* Data supplied:
====================

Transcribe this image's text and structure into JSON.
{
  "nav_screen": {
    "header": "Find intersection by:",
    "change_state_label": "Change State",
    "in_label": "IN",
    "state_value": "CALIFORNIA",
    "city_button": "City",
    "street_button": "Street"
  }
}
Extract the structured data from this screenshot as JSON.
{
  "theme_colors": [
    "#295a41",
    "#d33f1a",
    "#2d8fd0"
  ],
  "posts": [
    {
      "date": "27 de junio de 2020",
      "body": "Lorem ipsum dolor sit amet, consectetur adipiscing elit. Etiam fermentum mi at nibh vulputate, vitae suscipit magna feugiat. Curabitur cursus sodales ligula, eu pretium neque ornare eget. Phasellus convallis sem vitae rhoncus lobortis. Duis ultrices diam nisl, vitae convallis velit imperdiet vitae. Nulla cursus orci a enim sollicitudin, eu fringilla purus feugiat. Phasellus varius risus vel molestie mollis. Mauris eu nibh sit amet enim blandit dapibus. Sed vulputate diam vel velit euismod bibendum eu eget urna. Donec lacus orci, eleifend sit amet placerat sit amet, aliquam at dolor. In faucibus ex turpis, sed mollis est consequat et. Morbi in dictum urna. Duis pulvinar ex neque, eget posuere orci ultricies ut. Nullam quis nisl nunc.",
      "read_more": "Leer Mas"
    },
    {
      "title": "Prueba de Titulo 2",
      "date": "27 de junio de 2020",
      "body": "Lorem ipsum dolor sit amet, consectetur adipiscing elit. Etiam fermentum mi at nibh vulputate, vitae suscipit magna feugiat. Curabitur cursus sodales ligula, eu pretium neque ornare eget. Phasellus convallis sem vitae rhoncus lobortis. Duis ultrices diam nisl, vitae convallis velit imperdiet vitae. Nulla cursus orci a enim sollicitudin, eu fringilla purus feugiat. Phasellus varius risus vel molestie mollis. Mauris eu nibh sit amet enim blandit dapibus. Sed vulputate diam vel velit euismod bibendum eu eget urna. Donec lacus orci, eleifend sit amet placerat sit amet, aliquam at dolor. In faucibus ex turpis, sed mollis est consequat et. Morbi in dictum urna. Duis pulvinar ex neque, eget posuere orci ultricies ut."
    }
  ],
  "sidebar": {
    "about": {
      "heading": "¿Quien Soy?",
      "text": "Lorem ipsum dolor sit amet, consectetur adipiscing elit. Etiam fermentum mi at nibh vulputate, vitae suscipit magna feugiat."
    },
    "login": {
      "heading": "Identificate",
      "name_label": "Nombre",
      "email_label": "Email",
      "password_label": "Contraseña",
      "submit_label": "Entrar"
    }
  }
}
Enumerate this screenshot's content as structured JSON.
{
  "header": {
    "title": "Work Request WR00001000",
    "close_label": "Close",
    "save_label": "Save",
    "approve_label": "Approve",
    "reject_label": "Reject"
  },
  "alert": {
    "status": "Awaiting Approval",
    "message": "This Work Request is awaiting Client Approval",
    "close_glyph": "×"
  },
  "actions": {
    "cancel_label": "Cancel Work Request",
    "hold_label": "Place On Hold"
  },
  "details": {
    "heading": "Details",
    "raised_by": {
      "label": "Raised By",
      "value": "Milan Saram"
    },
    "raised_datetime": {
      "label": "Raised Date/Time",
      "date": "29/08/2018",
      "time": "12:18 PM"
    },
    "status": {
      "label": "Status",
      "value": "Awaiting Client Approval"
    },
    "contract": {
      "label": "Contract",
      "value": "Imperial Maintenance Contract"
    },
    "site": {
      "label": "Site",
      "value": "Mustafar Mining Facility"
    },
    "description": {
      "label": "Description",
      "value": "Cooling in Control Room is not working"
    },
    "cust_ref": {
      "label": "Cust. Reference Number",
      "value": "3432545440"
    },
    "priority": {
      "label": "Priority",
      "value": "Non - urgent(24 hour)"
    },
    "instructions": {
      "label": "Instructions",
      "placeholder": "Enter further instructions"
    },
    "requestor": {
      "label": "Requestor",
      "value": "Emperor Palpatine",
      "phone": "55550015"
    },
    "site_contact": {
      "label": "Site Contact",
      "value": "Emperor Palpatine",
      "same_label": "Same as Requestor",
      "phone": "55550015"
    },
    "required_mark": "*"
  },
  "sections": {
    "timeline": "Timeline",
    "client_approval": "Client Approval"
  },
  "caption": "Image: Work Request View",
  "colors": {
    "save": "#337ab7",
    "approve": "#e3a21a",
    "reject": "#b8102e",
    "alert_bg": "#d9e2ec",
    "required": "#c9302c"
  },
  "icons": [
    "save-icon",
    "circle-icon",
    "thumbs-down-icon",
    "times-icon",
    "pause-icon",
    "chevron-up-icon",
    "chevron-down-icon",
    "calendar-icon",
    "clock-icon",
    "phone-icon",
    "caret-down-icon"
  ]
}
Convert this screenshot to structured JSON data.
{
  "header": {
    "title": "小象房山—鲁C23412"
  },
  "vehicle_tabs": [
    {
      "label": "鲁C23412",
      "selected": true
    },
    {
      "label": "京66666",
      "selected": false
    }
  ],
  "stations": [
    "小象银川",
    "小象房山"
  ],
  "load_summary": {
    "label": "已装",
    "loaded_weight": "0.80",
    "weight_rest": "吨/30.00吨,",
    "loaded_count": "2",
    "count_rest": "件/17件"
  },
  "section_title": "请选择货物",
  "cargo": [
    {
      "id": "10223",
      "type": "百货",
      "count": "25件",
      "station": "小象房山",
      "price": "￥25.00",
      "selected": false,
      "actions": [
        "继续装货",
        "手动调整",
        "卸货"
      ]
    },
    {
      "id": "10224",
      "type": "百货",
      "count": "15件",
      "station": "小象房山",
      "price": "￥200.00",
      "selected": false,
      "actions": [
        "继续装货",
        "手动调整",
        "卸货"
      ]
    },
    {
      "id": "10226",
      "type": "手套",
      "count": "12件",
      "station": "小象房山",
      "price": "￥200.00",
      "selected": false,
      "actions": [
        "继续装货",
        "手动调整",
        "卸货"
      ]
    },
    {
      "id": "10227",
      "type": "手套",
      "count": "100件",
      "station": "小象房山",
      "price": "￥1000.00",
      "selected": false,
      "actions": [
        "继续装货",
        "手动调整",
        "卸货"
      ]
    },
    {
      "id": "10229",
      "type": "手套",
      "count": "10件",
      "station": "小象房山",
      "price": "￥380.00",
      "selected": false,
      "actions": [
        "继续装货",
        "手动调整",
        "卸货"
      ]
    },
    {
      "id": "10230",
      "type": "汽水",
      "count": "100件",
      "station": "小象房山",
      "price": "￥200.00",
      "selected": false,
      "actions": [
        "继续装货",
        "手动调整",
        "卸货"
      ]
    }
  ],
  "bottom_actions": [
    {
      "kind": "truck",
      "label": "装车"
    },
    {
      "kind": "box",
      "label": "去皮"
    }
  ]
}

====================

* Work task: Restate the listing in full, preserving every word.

* Answer to the exercise:
Transcribe this image's text and structure into JSON.
{
  "nav_screen": {
    "header": "Find intersection by:",
    "change_state_label": "Change State",
    "in_label": "IN",
    "state_value": "CALIFORNIA",
    "city_button": "City",
    "street_button": "Street"
  }
}
Extract the structured data from this screenshot as JSON.
{
  "theme_colors": [
    "#295a41",
    "#d33f1a",
    "#2d8fd0"
  ],
  "posts": [
    {
      "date": "27 de junio de 2020",
      "body": "Lorem ipsum dolor sit amet, consectetur adipiscing elit. Etiam fermentum mi at nibh vulputate, vitae suscipit magna feugiat. Curabitur cursus sodales ligula, eu pretium neque ornare eget. Phasellus convallis sem vitae rhoncus lobortis. Duis ultrices diam nisl, vitae convallis velit imperdiet vitae. Nulla cursus orci a enim sollicitudin, eu fringilla purus feugiat. Phasellus varius risus vel molestie mollis. Mauris eu nibh sit amet enim blandit dapibus. Sed vulputate diam vel velit euismod bibendum eu eget urna. Donec lacus orci, eleifend sit amet placerat sit amet, aliquam at dolor. In faucibus ex turpis, sed mollis est consequat et. Morbi in dictum urna. Duis pulvinar ex neque, eget posuere orci ultricies ut. Nullam quis nisl nunc.",
      "read_more": "Leer Mas"
    },
    {
      "title": "Prueba de Titulo 2",
      "date": "27 de junio de 2020",
      "body": "Lorem ipsum dolor sit amet, consectetur adipiscing elit. Etiam fermentum mi at nibh vulputate, vitae suscipit magna feugiat. Curabitur cursus sodales ligula, eu pretium neque ornare eget. Phasellus convallis sem vitae rhoncus lobortis. Duis ultrices diam nisl, vitae convallis velit imperdiet vitae. Nulla cursus orci a enim sollicitudin, eu fringilla purus feugiat. Phasellus varius risus vel molestie mollis. Mauris eu nibh sit amet enim blandit dapibus. Sed vulputate diam vel velit euismod bibendum eu eget urna. Donec lacus orci, eleifend sit amet placerat sit amet, aliquam at dolor. In faucibus ex turpis, sed mollis est consequat et. Morbi in dictum urna. Duis pulvinar ex neque, eget posuere orci ultricies ut."
    }
  ],
  "sidebar": {
    "about": {
      "heading": "¿Quien Soy?",
      "text": "Lorem ipsum dolor sit amet, consectetur adipiscing elit. Etiam fermentum mi at nibh vulputate, vitae suscipit magna feugiat."
    },
    "login": {
      "heading": "Identificate",
      "name_label": "Nombre",
      "email_label": "Email",
      "password_label": "Contraseña",
      "submit_label": "Entrar"
    }
  }
}
Enumerate this screenshot's content as structured JSON.
{
  "header": {
    "title": "Work Request WR00001000",
    "close_label": "Close",
    "save_label": "Save",
    "approve_label": "Approve",
    "reject_label": "Reject"
  },
  "alert": {
    "status": "Awaiting Approval",
    "message": "This Work Request is awaiting Client Approval",
    "close_glyph": "×"
  },
  "actions": {
    "cancel_label": "Cancel Work Request",
    "hold_label": "Place On Hold"
  },
  "details": {
    "heading": "Details",
    "raised_by": {
      "label": "Raised By",
      "value": "Milan Saram"
    },
    "raised_datetime": {
      "label": "Raised Date/Time",
      "date": "29/08/2018",
      "time": "12:18 PM"
    },
    "status": {
      "label": "Status",
      "value": "Awaiting Client Approval"
    },
    "contract": {
      "label": "Contract",
      "value": "Imperial Maintenance Contract"
    },
    "site": {
      "label": "Site",
      "value": "Mustafar Mining Facility"
    },
    "description": {
      "label": "Description",
      "value": "Cooling in Control Room is not working"
    },
    "cust_ref": {
      "label": "Cust. Reference Number",
      "value": "3432545440"
    },
    "priority": {
      "label": "Priority",
      "value": "Non - urgent(24 hour)"
    },
    "instructions": {
      "label": "Instructions",
      "placeholder": "Enter further instructions"
    },
    "requestor": {
      "label": "Requestor",
      "value": "Emperor Palpatine",
      "phone": "55550015"
    },
    "site_contact": {
      "label": "Site Contact",
      "value": "Emperor Palpatine",
      "same_label": "Same as Requestor",
      "phone": "55550015"
    },
    "required_mark": "*"
  },
  "sections": {
    "timeline": "Timeline",
    "client_approval": "Client Approval"
  },
  "caption": "Image: Work Request View",
  "colors": {
    "save": "#337ab7",
    "approve": "#e3a21a",
    "reject": "#b8102e",
    "alert_bg": "#d9e2ec",
    "required": "#c9302c"
  },
  "icons": [
    "save-icon",
    "circle-icon",
    "thumbs-down-icon",
    "times-icon",
    "pause-icon",
    "chevron-up-icon",
    "chevron-down-icon",
    "calendar-icon",
    "clock-icon",
    "phone-icon",
    "caret-down-icon"
  ]
}
Convert this screenshot to structured JSON data.
{
  "header": {
    "title": "小象房山—鲁C23412"
  },
  "vehicle_tabs": [
    {
      "label": "鲁C23412",
      "selected": true
    },
    {
      "label": "京66666",
      "selected": false
    }
  ],
  "stations": [
    "小象银川",
    "小象房山"
  ],
  "load_summary": {
    "label": "已装",
    "loaded_weight": "0.80",
    "weight_rest": "吨/30.00吨,",
    "loaded_count": "2",
    "count_rest": "件/17件"
  },
  "section_title": "请选择货物",
  "cargo": [
    {
      "id": "10223",
      "type": "百货",
      "count": "25件",
      "station": "小象房山",
      "price": "￥25.00",
      "selected": false,
      "actions": [
        "继续装货",
        "手动调整",
        "卸货"
      ]
    },
    {
      "id": "10224",
      "type": "百货",
      "count": "15件",
      "station": "小象房山",
      "price": "￥200.00",
      "selected": false,
      "actions": [
        "继续装货",
        "手动调整",
        "卸货"
      ]
    },
    {
      "id": "10226",
      "type": "手套",
      "count": "12件",
      "station": "小象房山",
      "price": "￥200.00",
      "selected": false,
      "actions": [
        "继续装货",
        "手动调整",
        "卸货"
      ]
    },
    {
      "id": "10227",
      "type": "手套",
      "count": "100件",
      "station": "小象房山",
      "price": "￥1000.00",
      "selected": false,
      "actions": [
        "继续装货",
        "手动调整",
        "卸货"
      ]
    },
    {
      "id": "10229",
      "type": "手套",
      "count": "10件",
      "station": "小象房山",
      "price": "￥380.00",
      "selected": false,
      "actions": [
        "继续装货",
        "手动调整",
        "卸货"
      ]
    },
    {
      "id": "10230",
      "type": "汽水",
      "count": "100件",
      "station": "小象房山",
      "price": "￥200.00",
      "selected": false,
      "actions": [
        "继续装货",
        "手动调整",
        "卸货"
      ]
    }
  ],
  "bottom_actions": [
    {
      "kind": "truck",
      "label": "装车"
    },
    {
      "kind": "box",
      "label": "去皮"
    }
  ]
}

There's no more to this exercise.